OK - we know where we want to go. HOW do we get there?

Let's start with what we're playing with and what connects to what. Working that out usually starts with BreadBoarding - hooking things up temporarily - to test how they work - before committing to soldering parts to wires and wires to the micro computer's board.

Fortunate for Arduino micro-controller users, there's a FREE software package called FRITZ you can download and use - to put together illustrations of how you hook components up and connect them to specific "pins" on the micro computer. You can download FRITZ by clicking here and downloading the version for your operating system (Windows, Mac or flavors of Linux).

Here's the FRITZ created "breadboard" version of The Youngest Sister. If you plug the components into the breadboard as shown - and make connections with "jumper wires" - as shown - then download a "sketch" to the micro controller - you can identify to the Sketch - which pins on the controller are to get signals - from what - and which pins on the controller are to send signals to stuff. All the numbered pins on the micro controller can be configured as either INPUT or OUTPUT - and 14 of the 20 pins (0 to 13) can also be configured as "digital" ie - ON/HIGH or OFF/LOW. The six Analog Pins (a0 to a5) can "read" or "write" 1024 different values

Once you've got the components plugged into the breadboard and jumper wired to their pins on the micro controller - you can hook up your computer to the micro controller one of two ways. The Arduino shown in the illustration above has a USB connector to the left of the power plug. Plug a one end of a USB cable into your computer or keyboard, plug the other end into the mcro controller. Download the software to the micro-controller - and find out if it works - the way you thought it would - or the way you want it to work. Breadboarding makes it easy to move components and connections around.

When the breadboarded version is working it's time to get things connected with more organized cables. 2-wire and 4- wire phone cords are easy to come by and work well for "hide everything inside something" applications. Having a "wire harnesses" illustration of your set up helps. So make a FRITZ wire harnesses illustration - like this one. If you use WHITE phone cables - you can write what the harnesses is for on it with a Sharpe pen. You can add which pin number key wires go to as well. THAT will come in handy when the component on one endof a cable is inside something - and out of sight.

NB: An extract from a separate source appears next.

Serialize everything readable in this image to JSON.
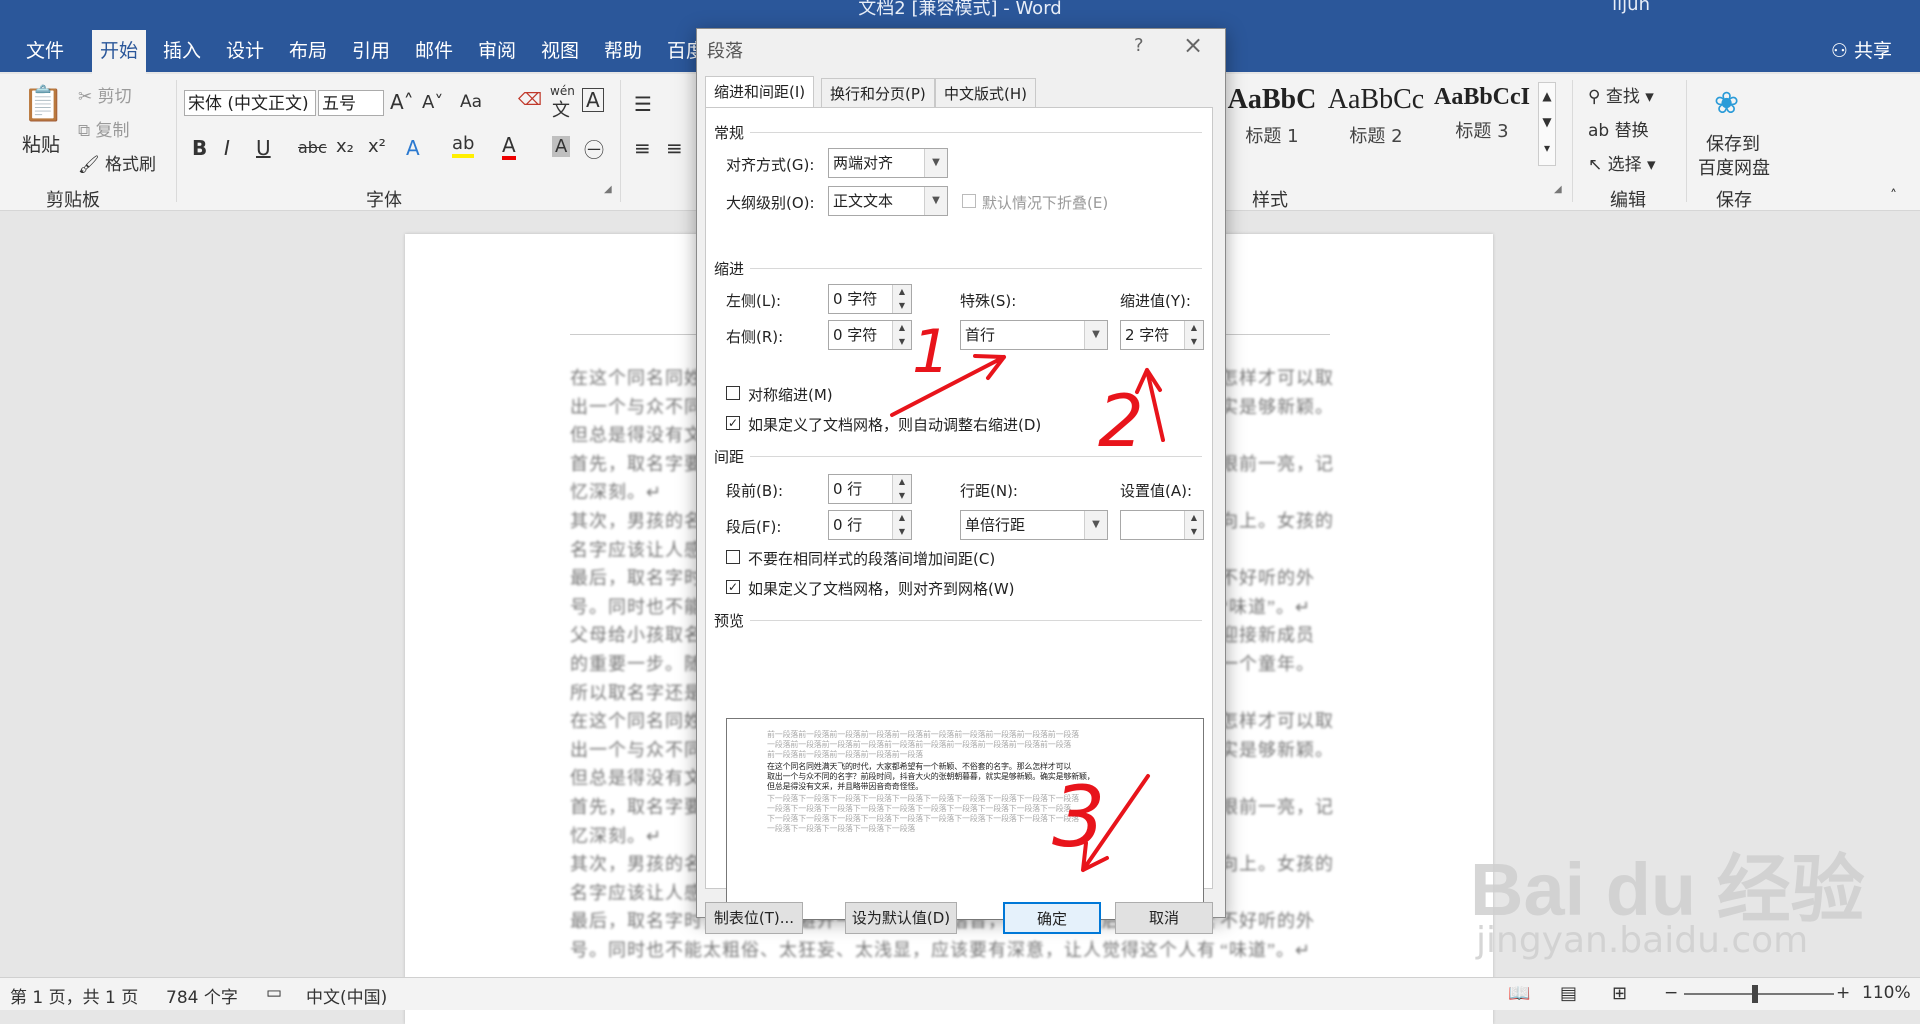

Here's another helpful type diagram you probably should put together - to help you with "which wire connects to which micro controller pin" because you'll be hooking things up and taking them apart - over and over again - on your first project. IF you've used "cables" with a light colored insulation sheath - you can Sharpe pen the component name (or a recognizable abbreviation) and wire color to micro controller pin. For the speaker in this example the penned on wire label might look like SPKR R-D7, BLK-GND (SPeaKeR component, Red wire to Digital pin #7. BLacK wire to a GrouND pin). When everything's checked out, works and final "assembly" is done - slip this diagram in the piece - for future reference. YOU will eventually have to change the battery - and if a wire slips out somewhere - you're NEVER going to remember where it should go back to - months or a year later.



All I needed now was a program to use these components. A little web search for Arduino turorials turned up a program to use an LDR based Voltage Bridge to control tones for a speaker based on output from the voltage bridge. Also found a tutorial on how to blink an LED. Put things together on a breadboard, hooked them up to the Arduino, loaded up the programs - and they worked - individually. It was when I combined them - that things didn't work. They worked - but not the way they did independently. I had a Timing Issue. To blink a light - the LED - you have to tell it to turn on for a specific amount of time and then turn off for a specific amount of time. And to make the speaker put out a tone - at a specific frequency - you have to turn it on for a specific amount of time and turn it off for a specific amount of time. The program language "C" (and "C++") have a function called "delay()" - that works in units which are 1/1000 of a second - or so. If an LED stays on a little longer or a little shorter than you wanted - no big deal - you probably won't notice anything. BUT - with sound, staying on a little longer than you want AND off a little longer than you want - can result in a very different sound PITCH. A pleasant sound created from just the LDR Voltage Bridge and a speaker - can become an annoying sound when its timing gets thrown off by time being spend turning the LED on and off.

A bit of head scratching - and a bit of cussing and swearing got me nowhere. This Delays Interference Problem had to have been solved - by someone. Thanks to the internet - I found someone had come up against this problem - and came up with a way around it. And again, thanks to the internet - the solution was shared - with anyone who needed it - and could find it. And thanks to one of the forums on Arduinos - I was able to find it. A quick download, some cutting and pasting and I started debugging the resulting "sketch" (program). In under an hour I had a "sketch" that would blink and LED on and off the way I wanted it to do AND one that would sense changes in light levels falling on an LDR "sensor" - and create the sounds I was after.

So here's the resulting YoungestSisterSketch6 you can download and try. I've tried to include comments to help understand what it's doing. If you have questions about it e-mail them to me and I'll try and answer them.

To see and HEAR this piece in action CLICK HERE

Now let's get to the Middle Sister ------>